WASHINGTON -- There's bad news for Baltimore-area basketball teams. Top-ranked Dunbar is as good and possibly even better than predicted by many.
Last night the Poets let an outstanding Dunbar team from Washington hang around for a half but shook off The Washington Post's No. 1-ranked team in the second half en route to a 84-68 victory in the championship game of the James Kenner Tournament at Georgetown's McDonough Arena.
It was not supposed to be this easy for the Poets against the Crimson Tide, who were ranked No. 21 by Street & Smith's in its national Top 25. Baltimore Dunbar was No. 18 in Street & Smith's, but the Mid-Atlantic New Service rated Dunbar of Washington No. 2 and Dunbar of Baltimore No. 3 in its preseason rankings for the region.
Junior center Donta Bright started slow -- only four first-half points -- but finished with 22 points to lead the Poets (2-0). Senior guard Terrance Alexander added 18, Michael Lloyd had 16 and Keith Booth finished with 15. Bright was voted the tournament's Most Valuable Player after scoring 43 points and grabbing 21 rebounds in two games.
Baltimore Dunbar coach Pete Pompey was more pleased with his team's performance last night than with its 75-58 semifinal win over Coolidge Friday night, when the Poets committed 33 turnovers.
"We played better tonight," said Pompey. "We were able to stay focused for the whole game and keep up the intensity. When we are able to do both those things we're tough to beat."
The Poets built a 64-52 lead after three quarters. After Washington Dunbar (4-1), the two-time defending city champion, scored the first five points of the fourth quarter to make it 64-57, Baltimore Dunbar used a 12-2 run to bolt ahead, 76-59. Washington Dunbar never seriously threatened the Poets again.
Second-ranked Southern (0-2) lost to Coolidge, 64-62, in the consolation game last night.
Dunbar built a 40-36 lead in a fast-paced first half during which both teams used full-court pressure to quicken the tempo.
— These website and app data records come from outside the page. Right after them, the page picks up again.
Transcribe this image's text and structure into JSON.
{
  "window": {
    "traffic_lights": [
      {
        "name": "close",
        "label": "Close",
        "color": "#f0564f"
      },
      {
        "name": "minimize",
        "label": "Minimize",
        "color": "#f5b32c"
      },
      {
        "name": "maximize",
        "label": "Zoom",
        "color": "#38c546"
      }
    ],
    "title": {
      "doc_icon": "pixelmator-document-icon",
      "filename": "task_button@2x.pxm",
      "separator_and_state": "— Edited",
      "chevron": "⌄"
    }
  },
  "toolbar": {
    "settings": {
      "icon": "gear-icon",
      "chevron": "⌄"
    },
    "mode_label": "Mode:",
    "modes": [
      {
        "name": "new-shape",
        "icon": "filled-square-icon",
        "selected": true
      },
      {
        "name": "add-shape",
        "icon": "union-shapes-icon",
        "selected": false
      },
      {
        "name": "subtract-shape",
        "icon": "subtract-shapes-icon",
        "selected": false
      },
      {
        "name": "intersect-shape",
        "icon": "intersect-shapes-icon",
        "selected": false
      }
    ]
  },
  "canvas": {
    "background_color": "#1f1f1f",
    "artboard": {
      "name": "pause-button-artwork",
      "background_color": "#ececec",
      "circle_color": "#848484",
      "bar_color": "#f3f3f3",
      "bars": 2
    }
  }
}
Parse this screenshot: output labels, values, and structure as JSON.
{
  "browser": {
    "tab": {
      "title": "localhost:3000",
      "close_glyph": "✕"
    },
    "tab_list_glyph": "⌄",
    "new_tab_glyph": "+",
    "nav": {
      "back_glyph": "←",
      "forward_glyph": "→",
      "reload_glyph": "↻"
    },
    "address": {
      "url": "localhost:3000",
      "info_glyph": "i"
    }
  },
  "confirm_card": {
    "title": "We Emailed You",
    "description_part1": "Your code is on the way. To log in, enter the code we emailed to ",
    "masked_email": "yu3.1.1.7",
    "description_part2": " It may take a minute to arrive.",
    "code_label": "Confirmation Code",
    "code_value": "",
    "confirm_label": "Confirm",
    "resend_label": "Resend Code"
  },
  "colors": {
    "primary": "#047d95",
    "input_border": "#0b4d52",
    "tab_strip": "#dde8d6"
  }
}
Baltimore Dunbar hit 16 of 28 first-half field goals and turned over the ball 11 times. Washington Dunbar connected on 15 of 36 field goals and also had 11 turnovers.
Baltimore Dunbar hit eight of 11 first-quarter field goals, but the Poets' eight turnovers helped Washington Dunbar build a 21-19 first-quarter lead. Washington Dunbar made just nine of 20 field goals, but turned the ball over only four times, despite Baltimore Dunbar's full-court pressure.
It was almost the opposite in the second quarter. Baltimore Dunbar limited its turnovers to just three, but its shooting fell off as the Poets made eight of 17 shots.
Washington Dunbar turned the ball over seven times and hit just six of 16 field goals in the second quarter.
Washington Dunbar built a 33-27 lead. But Baltimore Dunbar quickly rallied with 10 straight points to take a 37-33 lead. Donta Bright had four during that run, helping the Poets finish the half with a 13-3 run and a 40-36 lead.
Baltimore Dunbar found its shooting eye again in the third quarter and raced to a 64-52 lead at the end of three quarters.
The Poets hit seven of 11 field goals, compared to just six of 14 shooting for Dunbar of Washington.